I was initially intrigued by Prisoners in the Palace due to the connection with Queen Victoria and the pre-Victorian/Victorian era but I wasn’t sure it would be my cup of tea as it is listed as a young adult book. I was not only pleasantly surprised but thrilled to discover this book easily qualifies for adult reading as well, particularly those adults who adore historical fiction and/or the Victorian era. Because this book excels at both. And it’s a phenomenal read.
I thought Prisoners in the Palace was an engrossing and entertaining historical fiction read, not falling into the literary pitfall that many historical fiction books can — being so heavy handed on the history that the story is a bit dry and the reader isn’t allowed to form a real attachment or bond to the characters. Not so in this case.
Ms. MacColl weaves a rich tapestry of colorful detail of the pre-Victorian period, from the somewhat rundown state of Kensington Palace when Princess Victoria was in residence, to the lives of servants below stairs to the unseemly squalor of London backstreets and alleys and the beginnings of the competitive news business. She shows just enough unpleasantness to highlight the differences between the classes without being overbearing or depressive.
I thought Ms. MacColl did a phenomenal job showcasing Victoria in the year before she became queen. At times Victoria was a petulant teenager, a spoiled child, a lonely young lady and a willful heir to the throne. I have read about Victoria once she was queen but she seemed more alive and real to me throughout the pages of Prisoners in the Palace. Ms. MacColl took actual diary entries from Princess Victoria and wrapped her story around them, giving us a wonderful tale in the process.
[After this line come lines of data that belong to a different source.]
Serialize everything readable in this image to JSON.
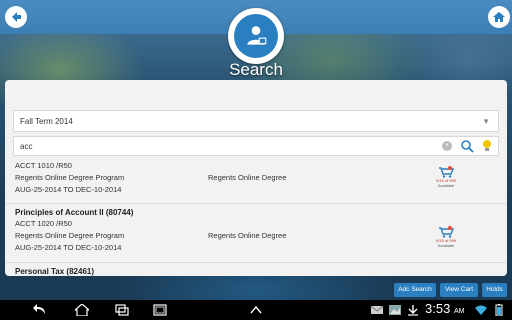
{
  "header": {
    "title": "Search",
    "back_icon": "back-arrow-icon",
    "home_icon": "home-icon"
  },
  "filters": {
    "term_value": "Fall Term 2014",
    "search_value": "acc"
  },
  "results": [
    {
      "title": "",
      "code": "ACCT 1010 /R50",
      "program": "Regents Online Degree Program",
      "college": "Regents Online Degree",
      "dates": "AUG-25-2014 TO DEC-10-2014",
      "availability": "9/15 of 999",
      "availability_label": "Available"
    },
    {
      "title": "Principles of Account II (80744)",
      "code": "ACCT 1020 /R50",
      "program": "Regents Online Degree Program",
      "college": "Regents Online Degree",
      "dates": "AUG-25-2014 TO DEC-10-2014",
      "availability": "9/15 of 999",
      "availability_label": "Available"
    },
    {
      "title": "Personal Tax (82461)"
    }
  ],
  "actions": {
    "add_search": "Adc Search",
    "view_cart": "View Cart",
    "holds": "Holds"
  },
  "status": {
    "time": "3:53",
    "ampm": "AM"
  },
  "colors": {
    "accent": "#2a7fc0",
    "topbar": "#3d7fb4"
  }
}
Surprisingly, Victoria herself wasn’t the central character. That honor belonged to Liza, who found herself employed as a maid in Kensington Palace after her parents were unexpectedly killed shortly after she turned 17. Liza was a frustrating character for me — some of her actions had me literally wringing my hands and wanting to pull my hair. I did remind myself that she was only 17 and 17-year-olds in 1836 were far less savvy than some 17-year-olds today. Despite my frustration with her slips, I did like Liza. She was spunky without being annoying and she turned out to have quite a backbone on her. She ended up being more like a contemporary heroine, what with controlling her own destiny and being self-sufficient, which may appeal to some young adult audiences.